Sen. Robert Byrd, a one time Kleagle and Exalted Cyclops of the Ku Klux Klan chapter he started in West Virginia, died last week at the age of 92. First elected to the Senate in 1958, he was in the middle of his ninth term and was the longest-serving senator in U.S. history. He has been hailed widely as the Senate’s “respected” historian and a master of parliamentary procedure. Pork was his specialty, and numerous public works and buildings in West Virginia bear his name at the expense of the American taxpayer.
Bill Clinton argued in his eulogy that the ends justify the means: Byrd “once had a fleeting association with the Ku Klux Klan,” merely because “he was trying to get elected.” That’s a backhanded compliment if ever there was one. While many editorialists want to consider Byrd’s Klan days as “fleeting,” his racist views lived on for many years. He was the only senator to vote against Thurgood Marshall and Clarence Thomas for the Supreme Court, and he personally filibustered the 1964 Civil Rights Act for 14 straight hours in an attempt to keep it from passing.
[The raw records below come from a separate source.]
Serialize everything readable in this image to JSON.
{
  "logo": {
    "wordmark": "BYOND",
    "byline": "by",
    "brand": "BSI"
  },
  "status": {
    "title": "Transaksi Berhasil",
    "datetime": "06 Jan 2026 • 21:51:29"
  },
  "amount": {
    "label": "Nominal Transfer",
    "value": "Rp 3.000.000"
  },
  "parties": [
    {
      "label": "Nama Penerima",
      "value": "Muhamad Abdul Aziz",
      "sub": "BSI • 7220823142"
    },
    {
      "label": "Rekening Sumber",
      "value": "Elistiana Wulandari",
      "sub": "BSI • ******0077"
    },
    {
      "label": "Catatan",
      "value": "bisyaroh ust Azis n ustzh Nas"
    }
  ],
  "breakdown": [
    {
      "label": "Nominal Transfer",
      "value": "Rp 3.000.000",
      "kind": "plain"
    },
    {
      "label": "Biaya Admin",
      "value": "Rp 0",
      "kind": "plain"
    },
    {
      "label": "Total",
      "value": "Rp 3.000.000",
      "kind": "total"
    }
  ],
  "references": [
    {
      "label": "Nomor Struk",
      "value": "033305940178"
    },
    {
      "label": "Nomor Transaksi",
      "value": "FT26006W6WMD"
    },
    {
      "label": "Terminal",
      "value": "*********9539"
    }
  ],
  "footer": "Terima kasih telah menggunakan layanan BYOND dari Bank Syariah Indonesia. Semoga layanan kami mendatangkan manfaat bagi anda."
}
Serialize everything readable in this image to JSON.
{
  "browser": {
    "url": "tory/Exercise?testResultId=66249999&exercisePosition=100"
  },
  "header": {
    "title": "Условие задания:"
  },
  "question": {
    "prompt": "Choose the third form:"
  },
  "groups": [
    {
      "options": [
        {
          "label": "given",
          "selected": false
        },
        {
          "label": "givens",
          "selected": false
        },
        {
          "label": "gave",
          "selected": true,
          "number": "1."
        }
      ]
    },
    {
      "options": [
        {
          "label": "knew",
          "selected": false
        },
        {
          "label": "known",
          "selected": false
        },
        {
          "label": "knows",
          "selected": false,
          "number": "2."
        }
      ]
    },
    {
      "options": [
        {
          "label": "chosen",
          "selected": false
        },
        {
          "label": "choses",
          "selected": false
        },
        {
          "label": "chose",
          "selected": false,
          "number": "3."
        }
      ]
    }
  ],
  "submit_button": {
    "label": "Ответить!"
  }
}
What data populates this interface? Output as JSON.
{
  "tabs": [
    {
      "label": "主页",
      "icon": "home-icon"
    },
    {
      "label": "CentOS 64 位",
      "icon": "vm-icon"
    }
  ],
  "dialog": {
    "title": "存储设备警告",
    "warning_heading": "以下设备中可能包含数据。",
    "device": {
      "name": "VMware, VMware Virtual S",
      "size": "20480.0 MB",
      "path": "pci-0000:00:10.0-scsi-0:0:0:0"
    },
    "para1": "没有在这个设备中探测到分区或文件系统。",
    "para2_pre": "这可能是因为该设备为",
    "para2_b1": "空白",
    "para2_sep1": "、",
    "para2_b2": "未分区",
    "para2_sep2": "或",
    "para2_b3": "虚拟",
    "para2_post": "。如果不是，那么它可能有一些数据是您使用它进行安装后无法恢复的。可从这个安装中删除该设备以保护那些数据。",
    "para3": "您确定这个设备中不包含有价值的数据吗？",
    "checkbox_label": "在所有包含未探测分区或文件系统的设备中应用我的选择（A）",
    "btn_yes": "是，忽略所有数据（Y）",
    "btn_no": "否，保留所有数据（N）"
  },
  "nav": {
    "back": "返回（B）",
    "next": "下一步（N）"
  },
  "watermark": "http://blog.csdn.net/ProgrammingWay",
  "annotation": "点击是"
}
If the real Robert Byrd were as colorblind as the media wants us to believe he was, his memory might just deserve more reflection. To this point, one need only compare the media’s largely laudatory coverage of Byrd’s career to its highly critical remembrance of long-serving South Carolina Republican and former Dixiecrat Strom Thurmond, who died in 2003 at age 100.